═════ Records for processing ═════
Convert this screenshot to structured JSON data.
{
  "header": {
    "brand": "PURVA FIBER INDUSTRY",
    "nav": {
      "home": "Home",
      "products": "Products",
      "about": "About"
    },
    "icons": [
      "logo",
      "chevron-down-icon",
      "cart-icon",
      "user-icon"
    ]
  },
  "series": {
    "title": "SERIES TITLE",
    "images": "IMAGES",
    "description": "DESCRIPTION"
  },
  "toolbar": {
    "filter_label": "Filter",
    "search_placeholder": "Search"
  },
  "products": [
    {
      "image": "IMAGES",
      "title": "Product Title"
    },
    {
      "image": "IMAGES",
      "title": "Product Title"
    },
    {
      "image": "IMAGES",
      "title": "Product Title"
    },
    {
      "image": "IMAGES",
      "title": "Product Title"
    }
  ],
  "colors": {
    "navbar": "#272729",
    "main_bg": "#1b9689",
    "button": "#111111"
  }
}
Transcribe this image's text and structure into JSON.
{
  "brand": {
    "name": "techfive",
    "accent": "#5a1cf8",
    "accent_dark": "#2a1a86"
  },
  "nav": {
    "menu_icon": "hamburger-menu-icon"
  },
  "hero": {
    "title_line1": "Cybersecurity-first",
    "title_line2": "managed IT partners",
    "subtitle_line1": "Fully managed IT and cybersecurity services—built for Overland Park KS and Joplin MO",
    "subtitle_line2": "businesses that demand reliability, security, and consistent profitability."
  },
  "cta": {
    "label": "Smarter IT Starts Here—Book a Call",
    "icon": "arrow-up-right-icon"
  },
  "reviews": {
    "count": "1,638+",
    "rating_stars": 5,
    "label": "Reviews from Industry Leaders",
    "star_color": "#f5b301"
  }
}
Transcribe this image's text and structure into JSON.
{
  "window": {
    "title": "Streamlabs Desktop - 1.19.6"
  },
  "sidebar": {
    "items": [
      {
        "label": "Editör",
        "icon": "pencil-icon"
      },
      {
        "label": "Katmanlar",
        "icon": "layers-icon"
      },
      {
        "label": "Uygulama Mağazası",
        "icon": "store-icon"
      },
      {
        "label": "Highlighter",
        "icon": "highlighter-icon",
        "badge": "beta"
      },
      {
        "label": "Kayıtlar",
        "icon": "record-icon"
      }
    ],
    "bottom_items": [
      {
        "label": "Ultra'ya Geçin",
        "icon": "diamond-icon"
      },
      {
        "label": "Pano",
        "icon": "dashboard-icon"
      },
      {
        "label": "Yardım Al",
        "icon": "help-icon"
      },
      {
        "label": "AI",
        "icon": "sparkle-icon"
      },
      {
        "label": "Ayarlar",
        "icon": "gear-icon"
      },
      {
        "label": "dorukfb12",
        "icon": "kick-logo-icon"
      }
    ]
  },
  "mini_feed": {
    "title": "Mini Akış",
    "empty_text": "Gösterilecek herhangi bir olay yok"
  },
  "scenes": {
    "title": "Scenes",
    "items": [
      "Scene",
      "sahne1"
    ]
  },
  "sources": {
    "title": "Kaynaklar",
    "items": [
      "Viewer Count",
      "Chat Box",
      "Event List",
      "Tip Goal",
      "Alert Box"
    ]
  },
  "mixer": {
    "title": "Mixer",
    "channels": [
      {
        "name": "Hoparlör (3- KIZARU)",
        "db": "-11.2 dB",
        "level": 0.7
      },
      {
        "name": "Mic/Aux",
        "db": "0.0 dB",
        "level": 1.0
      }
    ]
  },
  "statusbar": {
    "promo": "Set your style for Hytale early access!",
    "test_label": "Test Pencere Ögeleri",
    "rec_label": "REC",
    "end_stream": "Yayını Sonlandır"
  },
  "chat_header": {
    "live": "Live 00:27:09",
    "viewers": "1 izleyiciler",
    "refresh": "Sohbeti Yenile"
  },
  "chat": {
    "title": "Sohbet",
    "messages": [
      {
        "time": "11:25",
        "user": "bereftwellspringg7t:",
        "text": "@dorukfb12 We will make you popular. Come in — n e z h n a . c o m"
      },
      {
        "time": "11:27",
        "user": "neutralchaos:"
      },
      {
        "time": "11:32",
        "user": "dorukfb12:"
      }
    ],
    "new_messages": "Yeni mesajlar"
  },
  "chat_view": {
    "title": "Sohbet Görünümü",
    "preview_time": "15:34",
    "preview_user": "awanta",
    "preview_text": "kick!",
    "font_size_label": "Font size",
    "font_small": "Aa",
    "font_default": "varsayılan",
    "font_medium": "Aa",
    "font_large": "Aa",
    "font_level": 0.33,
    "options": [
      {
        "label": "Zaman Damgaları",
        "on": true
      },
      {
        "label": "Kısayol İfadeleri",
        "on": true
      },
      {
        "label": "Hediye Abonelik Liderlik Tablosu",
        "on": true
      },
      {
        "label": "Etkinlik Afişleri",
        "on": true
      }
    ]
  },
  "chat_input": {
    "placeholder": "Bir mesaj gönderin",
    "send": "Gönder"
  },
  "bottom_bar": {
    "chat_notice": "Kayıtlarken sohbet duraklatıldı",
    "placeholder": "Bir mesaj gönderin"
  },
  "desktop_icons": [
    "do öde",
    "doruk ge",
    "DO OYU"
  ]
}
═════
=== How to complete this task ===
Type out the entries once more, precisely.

=== Written reply ===
Convert this screenshot to structured JSON data.
{
  "header": {
    "brand": "PURVA FIBER INDUSTRY",
    "nav": {
      "home": "Home",
      "products": "Products",
      "about": "About"
    },
    "icons": [
      "logo",
      "chevron-down-icon",
      "cart-icon",
      "user-icon"
    ]
  },
  "series": {
    "title": "SERIES TITLE",
    "images": "IMAGES",
    "description": "DESCRIPTION"
  },
  "toolbar": {
    "filter_label": "Filter",
    "search_placeholder": "Search"
  },
  "products": [
    {
      "image": "IMAGES",
      "title": "Product Title"
    },
    {
      "image": "IMAGES",
      "title": "Product Title"
    },
    {
      "image": "IMAGES",
      "title": "Product Title"
    },
    {
      "image": "IMAGES",
      "title": "Product Title"
    }
  ],
  "colors": {
    "navbar": "#272729",
    "main_bg": "#1b9689",
    "button": "#111111"
  }
}
Transcribe this image's text and structure into JSON.
{
  "brand": {
    "name": "techfive",
    "accent": "#5a1cf8",
    "accent_dark": "#2a1a86"
  },
  "nav": {
    "menu_icon": "hamburger-menu-icon"
  },
  "hero": {
    "title_line1": "Cybersecurity-first",
    "title_line2": "managed IT partners",
    "subtitle_line1": "Fully managed IT and cybersecurity services—built for Overland Park KS and Joplin MO",
    "subtitle_line2": "businesses that demand reliability, security, and consistent profitability."
  },
  "cta": {
    "label": "Smarter IT Starts Here—Book a Call",
    "icon": "arrow-up-right-icon"
  },
  "reviews": {
    "count": "1,638+",
    "rating_stars": 5,
    "label": "Reviews from Industry Leaders",
    "star_color": "#f5b301"
  }
}
Transcribe this image's text and structure into JSON.
{
  "window": {
    "title": "Streamlabs Desktop - 1.19.6"
  },
  "sidebar": {
    "items": [
      {
        "label": "Editör",
        "icon": "pencil-icon"
      },
      {
        "label": "Katmanlar",
        "icon": "layers-icon"
      },
      {
        "label": "Uygulama Mağazası",
        "icon": "store-icon"
      },
      {
        "label": "Highlighter",
        "icon": "highlighter-icon",
        "badge": "beta"
      },
      {
        "label": "Kayıtlar",
        "icon": "record-icon"
      }
    ],
    "bottom_items": [
      {
        "label": "Ultra'ya Geçin",
        "icon": "diamond-icon"
      },
      {
        "label": "Pano",
        "icon": "dashboard-icon"
      },
      {
        "label": "Yardım Al",
        "icon": "help-icon"
      },
      {
        "label": "AI",
        "icon": "sparkle-icon"
      },
      {
        "label": "Ayarlar",
        "icon": "gear-icon"
      },
      {
        "label": "dorukfb12",
        "icon": "kick-logo-icon"
      }
    ]
  },
  "mini_feed": {
    "title": "Mini Akış",
    "empty_text": "Gösterilecek herhangi bir olay yok"
  },
  "scenes": {
    "title": "Scenes",
    "items": [
      "Scene",
      "sahne1"
    ]
  },
  "sources": {
    "title": "Kaynaklar",
    "items": [
      "Viewer Count",
      "Chat Box",
      "Event List",
      "Tip Goal",
      "Alert Box"
    ]
  },
  "mixer": {
    "title": "Mixer",
    "channels": [
      {
        "name": "Hoparlör (3- KIZARU)",
        "db": "-11.2 dB",
        "level": 0.7
      },
      {
        "name": "Mic/Aux",
        "db": "0.0 dB",
        "level": 1.0
      }
    ]
  },
  "statusbar": {
    "promo": "Set your style for Hytale early access!",
    "test_label": "Test Pencere Ögeleri",
    "rec_label": "REC",
    "end_stream": "Yayını Sonlandır"
  },
  "chat_header": {
    "live": "Live 00:27:09",
    "viewers": "1 izleyiciler",
    "refresh": "Sohbeti Yenile"
  },
  "chat": {
    "title": "Sohbet",
    "messages": [
      {
        "time": "11:25",
        "user": "bereftwellspringg7t:",
        "text": "@dorukfb12 We will make you popular. Come in — n e z h n a . c o m"
      },
      {
        "time": "11:27",
        "user": "neutralchaos:"
      },
      {
        "time": "11:32",
        "user": "dorukfb12:"
      }
    ],
    "new_messages": "Yeni mesajlar"
  },
  "chat_view": {
    "title": "Sohbet Görünümü",
    "preview_time": "15:34",
    "preview_user": "awanta",
    "preview_text": "kick!",
    "font_size_label": "Font size",
    "font_small": "Aa",
    "font_default": "varsayılan",
    "font_medium": "Aa",
    "font_large": "Aa",
    "font_level": 0.33,
    "options": [
      {
        "label": "Zaman Damgaları",
        "on": true
      },
      {
        "label": "Kısayol İfadeleri",
        "on": true
      },
      {
        "label": "Hediye Abonelik Liderlik Tablosu",
        "on": true
      },
      {
        "label": "Etkinlik Afişleri",
        "on": true
      }
    ]
  },
  "chat_input": {
    "placeholder": "Bir mesaj gönderin",
    "send": "Gönder"
  },
  "bottom_bar": {
    "chat_notice": "Kayıtlarken sohbet duraklatıldı",
    "placeholder": "Bir mesaj gönderin"
  },
  "desktop_icons": [
    "do öde",
    "doruk ge",
    "DO OYU"
  ]
}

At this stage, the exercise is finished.